### WORK ORDER
Where an image appears in the data, omit it and reproduce the rest exactly.

### INPUT RECORDS
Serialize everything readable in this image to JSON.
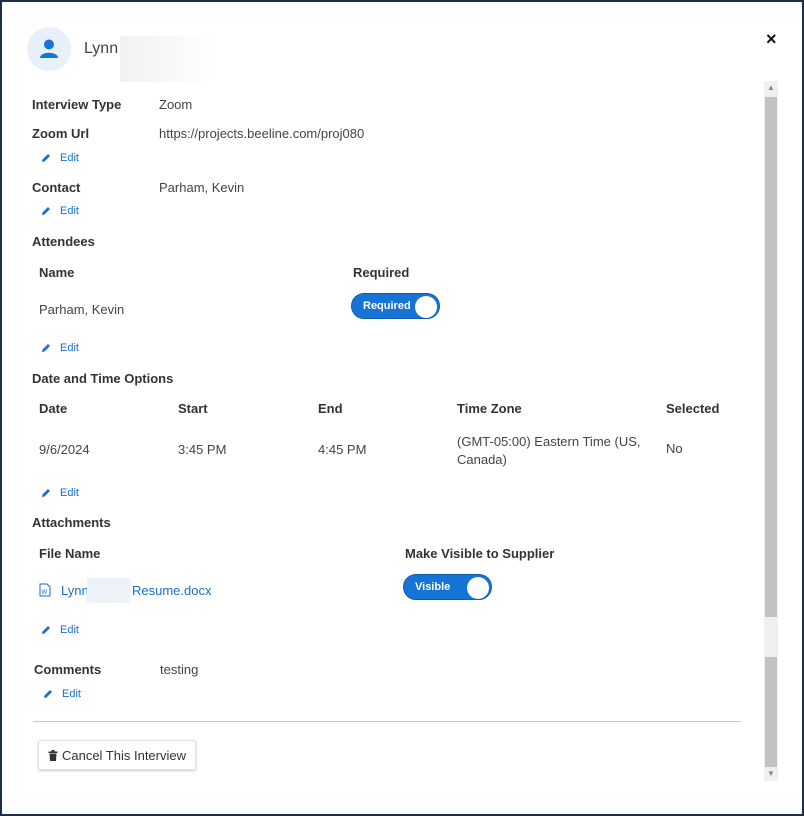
{
  "header": {
    "name": "Lynn",
    "close_label": "×"
  },
  "interview_type": {
    "label": "Interview Type",
    "value": "Zoom"
  },
  "zoom_url": {
    "label": "Zoom Url",
    "value": "https://projects.beeline.com/proj080"
  },
  "contact": {
    "label": "Contact",
    "value": "Parham, Kevin"
  },
  "attendees": {
    "label": "Attendees",
    "columns": [
      "Name",
      "Required"
    ],
    "rows": [
      {
        "name": "Parham, Kevin",
        "required": "Required"
      }
    ]
  },
  "date_time": {
    "label": "Date and Time Options",
    "columns": [
      "Date",
      "Start",
      "End",
      "Time Zone",
      "Selected"
    ],
    "rows": [
      {
        "date": "9/6/2024",
        "start": "3:45 PM",
        "end": "4:45 PM",
        "tz": "(GMT-05:00) Eastern Time (US, Canada)",
        "selected": "No"
      }
    ]
  },
  "attachments": {
    "label": "Attachments",
    "columns": [
      "File Name",
      "Make Visible to Supplier"
    ],
    "rows": [
      {
        "file_prefix": "Lynn",
        "file_suffix": "Resume.docx",
        "visible": "Visible"
      }
    ]
  },
  "comments": {
    "label": "Comments",
    "value": "testing"
  },
  "edit_label": "Edit",
  "cancel_button": "Cancel This Interview",
  "colors": {
    "accent": "#1674d6",
    "link": "#1a6fc9"
  }
}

### SOLUTION TO THE EXERCISE
Serialize everything readable in this image to JSON.
{
  "header": {
    "name": "Lynn",
    "close_label": "×"
  },
  "interview_type": {
    "label": "Interview Type",
    "value": "Zoom"
  },
  "zoom_url": {
    "label": "Zoom Url",
    "value": "https://projects.beeline.com/proj080"
  },
  "contact": {
    "label": "Contact",
    "value": "Parham, Kevin"
  },
  "attendees": {
    "label": "Attendees",
    "columns": [
      "Name",
      "Required"
    ],
    "rows": [
      {
        "name": "Parham, Kevin",
        "required": "Required"
      }
    ]
  },
  "date_time": {
    "label": "Date and Time Options",
    "columns": [
      "Date",
      "Start",
      "End",
      "Time Zone",
      "Selected"
    ],
    "rows": [
      {
        "date": "9/6/2024",
        "start": "3:45 PM",
        "end": "4:45 PM",
        "tz": "(GMT-05:00) Eastern Time (US, Canada)",
        "selected": "No"
      }
    ]
  },
  "attachments": {
    "label": "Attachments",
    "columns": [
      "File Name",
      "Make Visible to Supplier"
    ],
    "rows": [
      {
        "file_prefix": "Lynn",
        "file_suffix": "Resume.docx",
        "visible": "Visible"
      }
    ]
  },
  "comments": {
    "label": "Comments",
    "value": "testing"
  },
  "edit_label": "Edit",
  "cancel_button": "Cancel This Interview",
  "colors": {
    "accent": "#1674d6",
    "link": "#1a6fc9"
  }
}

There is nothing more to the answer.